>>>>

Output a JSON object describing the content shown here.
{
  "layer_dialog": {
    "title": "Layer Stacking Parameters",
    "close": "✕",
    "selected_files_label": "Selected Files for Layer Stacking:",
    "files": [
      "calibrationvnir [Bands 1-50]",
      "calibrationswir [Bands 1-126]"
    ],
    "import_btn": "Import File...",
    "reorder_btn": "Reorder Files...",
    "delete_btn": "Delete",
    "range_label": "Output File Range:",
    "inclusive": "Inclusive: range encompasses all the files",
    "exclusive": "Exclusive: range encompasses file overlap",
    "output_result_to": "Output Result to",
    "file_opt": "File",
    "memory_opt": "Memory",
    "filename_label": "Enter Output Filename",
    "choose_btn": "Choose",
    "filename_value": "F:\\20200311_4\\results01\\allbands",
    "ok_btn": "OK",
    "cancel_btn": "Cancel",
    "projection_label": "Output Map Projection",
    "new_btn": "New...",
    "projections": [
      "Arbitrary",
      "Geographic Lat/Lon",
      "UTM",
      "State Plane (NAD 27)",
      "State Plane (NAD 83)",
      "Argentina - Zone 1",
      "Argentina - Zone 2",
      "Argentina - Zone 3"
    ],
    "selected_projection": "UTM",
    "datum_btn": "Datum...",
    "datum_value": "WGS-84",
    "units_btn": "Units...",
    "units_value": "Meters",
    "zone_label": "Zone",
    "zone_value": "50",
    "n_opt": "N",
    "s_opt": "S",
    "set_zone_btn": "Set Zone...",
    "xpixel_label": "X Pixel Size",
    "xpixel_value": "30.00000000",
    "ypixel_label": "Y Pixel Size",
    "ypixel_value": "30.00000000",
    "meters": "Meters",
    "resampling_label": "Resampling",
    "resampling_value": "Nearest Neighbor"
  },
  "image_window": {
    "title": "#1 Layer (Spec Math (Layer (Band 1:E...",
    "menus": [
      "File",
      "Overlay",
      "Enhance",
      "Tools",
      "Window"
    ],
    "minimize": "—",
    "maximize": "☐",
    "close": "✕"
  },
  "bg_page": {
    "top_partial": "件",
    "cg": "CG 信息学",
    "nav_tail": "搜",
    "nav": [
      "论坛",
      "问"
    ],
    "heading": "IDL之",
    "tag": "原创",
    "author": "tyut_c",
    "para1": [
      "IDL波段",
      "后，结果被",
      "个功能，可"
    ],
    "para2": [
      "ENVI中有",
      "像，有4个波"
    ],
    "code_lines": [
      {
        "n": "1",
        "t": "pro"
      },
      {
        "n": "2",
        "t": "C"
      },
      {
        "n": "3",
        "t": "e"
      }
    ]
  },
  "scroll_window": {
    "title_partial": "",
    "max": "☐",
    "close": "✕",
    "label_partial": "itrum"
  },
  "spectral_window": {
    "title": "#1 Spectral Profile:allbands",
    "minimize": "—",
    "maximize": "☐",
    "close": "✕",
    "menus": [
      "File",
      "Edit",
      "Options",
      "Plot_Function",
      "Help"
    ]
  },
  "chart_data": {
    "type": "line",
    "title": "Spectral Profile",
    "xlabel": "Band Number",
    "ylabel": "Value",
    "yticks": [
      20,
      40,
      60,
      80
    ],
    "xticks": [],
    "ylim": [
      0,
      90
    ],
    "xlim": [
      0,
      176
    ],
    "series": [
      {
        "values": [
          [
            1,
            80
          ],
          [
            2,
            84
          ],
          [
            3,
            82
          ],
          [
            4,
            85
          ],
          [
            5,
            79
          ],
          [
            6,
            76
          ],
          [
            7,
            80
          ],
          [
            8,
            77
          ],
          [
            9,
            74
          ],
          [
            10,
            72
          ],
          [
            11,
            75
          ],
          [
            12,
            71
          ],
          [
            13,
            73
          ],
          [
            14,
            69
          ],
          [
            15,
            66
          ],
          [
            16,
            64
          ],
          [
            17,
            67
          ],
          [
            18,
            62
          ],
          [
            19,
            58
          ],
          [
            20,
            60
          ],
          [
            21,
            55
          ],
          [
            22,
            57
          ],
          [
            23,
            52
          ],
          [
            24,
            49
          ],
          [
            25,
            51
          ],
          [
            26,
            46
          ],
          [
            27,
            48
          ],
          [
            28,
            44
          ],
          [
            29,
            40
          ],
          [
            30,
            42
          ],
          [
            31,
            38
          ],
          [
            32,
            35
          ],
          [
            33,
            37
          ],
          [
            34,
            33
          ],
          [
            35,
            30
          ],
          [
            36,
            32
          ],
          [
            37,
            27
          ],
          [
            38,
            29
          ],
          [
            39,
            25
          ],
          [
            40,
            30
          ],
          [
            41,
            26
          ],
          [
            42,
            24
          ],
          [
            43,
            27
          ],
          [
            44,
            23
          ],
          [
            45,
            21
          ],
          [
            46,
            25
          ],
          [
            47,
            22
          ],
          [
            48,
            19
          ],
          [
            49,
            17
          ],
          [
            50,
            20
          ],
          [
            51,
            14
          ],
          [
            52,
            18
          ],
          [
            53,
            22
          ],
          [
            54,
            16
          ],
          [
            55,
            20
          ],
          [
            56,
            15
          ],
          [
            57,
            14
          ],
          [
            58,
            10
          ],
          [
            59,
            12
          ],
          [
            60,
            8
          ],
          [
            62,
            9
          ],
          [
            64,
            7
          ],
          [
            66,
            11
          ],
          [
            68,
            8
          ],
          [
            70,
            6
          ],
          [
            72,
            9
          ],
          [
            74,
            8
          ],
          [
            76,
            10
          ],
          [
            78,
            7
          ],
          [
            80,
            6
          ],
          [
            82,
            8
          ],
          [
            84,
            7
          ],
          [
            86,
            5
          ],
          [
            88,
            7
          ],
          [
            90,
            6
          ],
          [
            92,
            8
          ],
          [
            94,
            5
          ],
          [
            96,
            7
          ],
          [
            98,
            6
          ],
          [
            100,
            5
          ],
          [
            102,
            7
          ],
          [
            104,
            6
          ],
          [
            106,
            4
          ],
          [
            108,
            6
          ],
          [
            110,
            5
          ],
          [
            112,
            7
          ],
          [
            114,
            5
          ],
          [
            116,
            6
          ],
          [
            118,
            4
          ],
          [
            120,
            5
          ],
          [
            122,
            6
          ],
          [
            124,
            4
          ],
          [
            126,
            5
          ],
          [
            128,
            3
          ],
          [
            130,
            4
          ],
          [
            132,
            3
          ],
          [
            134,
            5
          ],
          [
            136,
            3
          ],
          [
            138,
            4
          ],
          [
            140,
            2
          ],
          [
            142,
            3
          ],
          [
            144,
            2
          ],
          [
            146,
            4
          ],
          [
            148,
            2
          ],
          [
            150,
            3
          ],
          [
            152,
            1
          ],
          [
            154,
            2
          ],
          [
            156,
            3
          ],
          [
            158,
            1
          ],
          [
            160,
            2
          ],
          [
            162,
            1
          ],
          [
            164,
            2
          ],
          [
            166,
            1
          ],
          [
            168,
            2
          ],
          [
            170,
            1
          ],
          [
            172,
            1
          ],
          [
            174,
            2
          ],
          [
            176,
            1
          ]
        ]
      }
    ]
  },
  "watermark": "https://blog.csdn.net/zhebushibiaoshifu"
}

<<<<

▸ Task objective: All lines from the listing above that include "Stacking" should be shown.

▸ Answer box:
    "title": "Layer Stacking Parameters",
    "selected_files_label": "Selected Files for Layer Stacking:",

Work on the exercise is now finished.